ACTION ITEM
Within the listing below, determine how many lines hold the word "styles". Give the number with no commentary.

SUPPLIED RECORDS
|---|
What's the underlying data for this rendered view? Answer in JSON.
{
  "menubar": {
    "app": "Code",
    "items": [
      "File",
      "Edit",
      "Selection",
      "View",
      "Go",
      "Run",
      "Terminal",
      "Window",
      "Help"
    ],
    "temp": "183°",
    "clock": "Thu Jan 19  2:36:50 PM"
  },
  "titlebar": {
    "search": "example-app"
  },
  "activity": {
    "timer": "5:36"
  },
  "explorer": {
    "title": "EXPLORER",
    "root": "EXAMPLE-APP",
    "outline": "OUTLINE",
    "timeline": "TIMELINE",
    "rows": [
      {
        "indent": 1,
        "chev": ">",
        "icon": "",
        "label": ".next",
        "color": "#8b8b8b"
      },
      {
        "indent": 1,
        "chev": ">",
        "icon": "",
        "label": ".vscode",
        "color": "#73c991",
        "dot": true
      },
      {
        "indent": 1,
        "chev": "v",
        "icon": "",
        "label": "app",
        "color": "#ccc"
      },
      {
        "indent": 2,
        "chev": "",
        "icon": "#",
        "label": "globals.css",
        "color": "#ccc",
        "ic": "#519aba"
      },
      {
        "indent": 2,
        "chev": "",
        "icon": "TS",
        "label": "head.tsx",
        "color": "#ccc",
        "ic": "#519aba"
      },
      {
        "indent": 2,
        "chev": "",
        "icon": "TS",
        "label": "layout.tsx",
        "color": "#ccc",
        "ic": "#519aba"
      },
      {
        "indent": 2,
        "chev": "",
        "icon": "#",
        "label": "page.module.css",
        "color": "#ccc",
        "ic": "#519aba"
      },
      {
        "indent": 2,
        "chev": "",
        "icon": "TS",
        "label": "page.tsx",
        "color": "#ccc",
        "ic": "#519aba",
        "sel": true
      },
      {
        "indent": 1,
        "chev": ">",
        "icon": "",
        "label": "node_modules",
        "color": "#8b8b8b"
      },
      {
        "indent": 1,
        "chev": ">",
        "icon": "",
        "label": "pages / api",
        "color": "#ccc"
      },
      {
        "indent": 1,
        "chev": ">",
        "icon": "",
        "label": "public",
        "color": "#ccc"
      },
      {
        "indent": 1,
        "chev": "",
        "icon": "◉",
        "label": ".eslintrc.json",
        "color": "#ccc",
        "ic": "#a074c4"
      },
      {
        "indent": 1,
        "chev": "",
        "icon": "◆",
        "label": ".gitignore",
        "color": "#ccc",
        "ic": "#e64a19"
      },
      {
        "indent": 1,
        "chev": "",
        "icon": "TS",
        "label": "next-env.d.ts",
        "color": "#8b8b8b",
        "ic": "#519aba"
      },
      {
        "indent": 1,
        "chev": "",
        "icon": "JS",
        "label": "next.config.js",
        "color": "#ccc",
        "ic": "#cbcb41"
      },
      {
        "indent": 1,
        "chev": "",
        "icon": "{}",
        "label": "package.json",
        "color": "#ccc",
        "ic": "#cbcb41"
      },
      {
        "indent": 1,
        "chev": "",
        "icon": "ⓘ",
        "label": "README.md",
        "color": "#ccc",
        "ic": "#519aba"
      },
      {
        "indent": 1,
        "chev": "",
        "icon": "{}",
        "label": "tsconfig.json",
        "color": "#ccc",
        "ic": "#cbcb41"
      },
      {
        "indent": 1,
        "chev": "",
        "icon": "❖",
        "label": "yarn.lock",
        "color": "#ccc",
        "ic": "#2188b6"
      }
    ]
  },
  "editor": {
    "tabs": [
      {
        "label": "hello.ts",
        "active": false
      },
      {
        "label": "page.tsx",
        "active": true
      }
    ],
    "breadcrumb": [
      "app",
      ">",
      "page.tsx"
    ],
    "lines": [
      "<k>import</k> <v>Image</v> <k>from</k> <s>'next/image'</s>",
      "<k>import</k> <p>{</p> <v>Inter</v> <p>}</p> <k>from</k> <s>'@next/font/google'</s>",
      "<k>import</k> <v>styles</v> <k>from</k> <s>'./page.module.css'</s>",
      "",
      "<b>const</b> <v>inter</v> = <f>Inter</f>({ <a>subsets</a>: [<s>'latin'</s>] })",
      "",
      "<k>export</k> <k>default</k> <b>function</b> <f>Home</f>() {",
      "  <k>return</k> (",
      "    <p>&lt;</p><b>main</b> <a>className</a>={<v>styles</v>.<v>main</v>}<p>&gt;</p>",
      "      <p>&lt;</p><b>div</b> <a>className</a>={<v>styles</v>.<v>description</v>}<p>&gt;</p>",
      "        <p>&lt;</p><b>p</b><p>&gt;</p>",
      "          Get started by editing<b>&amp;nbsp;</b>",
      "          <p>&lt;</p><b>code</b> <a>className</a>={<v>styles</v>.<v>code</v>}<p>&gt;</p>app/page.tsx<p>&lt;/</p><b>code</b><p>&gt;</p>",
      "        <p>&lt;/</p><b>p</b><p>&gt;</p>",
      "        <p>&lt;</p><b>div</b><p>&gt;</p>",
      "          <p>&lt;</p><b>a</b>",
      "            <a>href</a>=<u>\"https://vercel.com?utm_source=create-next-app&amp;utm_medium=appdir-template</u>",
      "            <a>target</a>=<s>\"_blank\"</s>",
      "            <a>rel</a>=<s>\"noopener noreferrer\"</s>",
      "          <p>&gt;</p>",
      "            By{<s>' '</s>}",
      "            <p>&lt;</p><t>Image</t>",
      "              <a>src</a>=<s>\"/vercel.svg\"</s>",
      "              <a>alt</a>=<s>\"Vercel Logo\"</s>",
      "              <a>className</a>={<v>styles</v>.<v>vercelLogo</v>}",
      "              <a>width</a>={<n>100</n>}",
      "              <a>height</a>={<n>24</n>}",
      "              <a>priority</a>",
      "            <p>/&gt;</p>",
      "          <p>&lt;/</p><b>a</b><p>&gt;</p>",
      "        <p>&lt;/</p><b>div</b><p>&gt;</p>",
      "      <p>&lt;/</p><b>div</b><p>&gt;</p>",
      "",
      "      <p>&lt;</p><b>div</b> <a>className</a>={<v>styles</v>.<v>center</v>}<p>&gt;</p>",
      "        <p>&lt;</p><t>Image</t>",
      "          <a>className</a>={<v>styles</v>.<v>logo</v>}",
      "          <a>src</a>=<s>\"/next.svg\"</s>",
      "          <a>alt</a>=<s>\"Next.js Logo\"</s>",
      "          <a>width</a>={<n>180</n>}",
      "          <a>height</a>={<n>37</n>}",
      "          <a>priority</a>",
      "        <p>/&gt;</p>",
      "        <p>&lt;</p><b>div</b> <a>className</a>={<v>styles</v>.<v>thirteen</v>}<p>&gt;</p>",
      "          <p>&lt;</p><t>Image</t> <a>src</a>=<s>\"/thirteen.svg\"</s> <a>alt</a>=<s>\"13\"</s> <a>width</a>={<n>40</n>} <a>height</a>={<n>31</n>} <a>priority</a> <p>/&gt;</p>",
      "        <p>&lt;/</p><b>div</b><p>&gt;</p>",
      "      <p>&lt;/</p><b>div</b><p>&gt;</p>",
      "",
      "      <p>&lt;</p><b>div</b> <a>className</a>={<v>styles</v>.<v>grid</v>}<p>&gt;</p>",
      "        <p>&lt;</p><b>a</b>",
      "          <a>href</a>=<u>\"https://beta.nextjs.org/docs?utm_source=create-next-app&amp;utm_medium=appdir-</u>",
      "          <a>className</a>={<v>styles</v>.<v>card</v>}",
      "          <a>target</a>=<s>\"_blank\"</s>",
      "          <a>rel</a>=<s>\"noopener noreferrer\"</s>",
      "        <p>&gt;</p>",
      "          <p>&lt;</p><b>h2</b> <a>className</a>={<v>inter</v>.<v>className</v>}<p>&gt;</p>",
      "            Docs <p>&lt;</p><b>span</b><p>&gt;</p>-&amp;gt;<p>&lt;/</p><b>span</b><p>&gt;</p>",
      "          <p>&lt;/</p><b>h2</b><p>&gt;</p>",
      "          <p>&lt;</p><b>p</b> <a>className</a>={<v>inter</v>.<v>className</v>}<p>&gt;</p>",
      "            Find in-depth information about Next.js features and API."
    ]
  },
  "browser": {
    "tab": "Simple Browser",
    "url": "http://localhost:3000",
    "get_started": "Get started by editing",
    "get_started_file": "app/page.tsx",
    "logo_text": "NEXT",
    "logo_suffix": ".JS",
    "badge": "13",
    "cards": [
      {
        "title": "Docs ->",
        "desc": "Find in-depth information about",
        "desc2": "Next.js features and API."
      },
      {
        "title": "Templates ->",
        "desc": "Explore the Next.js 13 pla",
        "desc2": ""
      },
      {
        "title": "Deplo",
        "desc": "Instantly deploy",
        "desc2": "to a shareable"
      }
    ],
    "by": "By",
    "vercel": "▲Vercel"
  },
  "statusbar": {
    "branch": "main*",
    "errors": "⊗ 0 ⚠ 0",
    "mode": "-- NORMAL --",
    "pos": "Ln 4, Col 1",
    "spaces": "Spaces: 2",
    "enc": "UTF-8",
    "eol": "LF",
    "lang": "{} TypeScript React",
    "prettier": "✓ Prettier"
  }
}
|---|
SOLUTION
10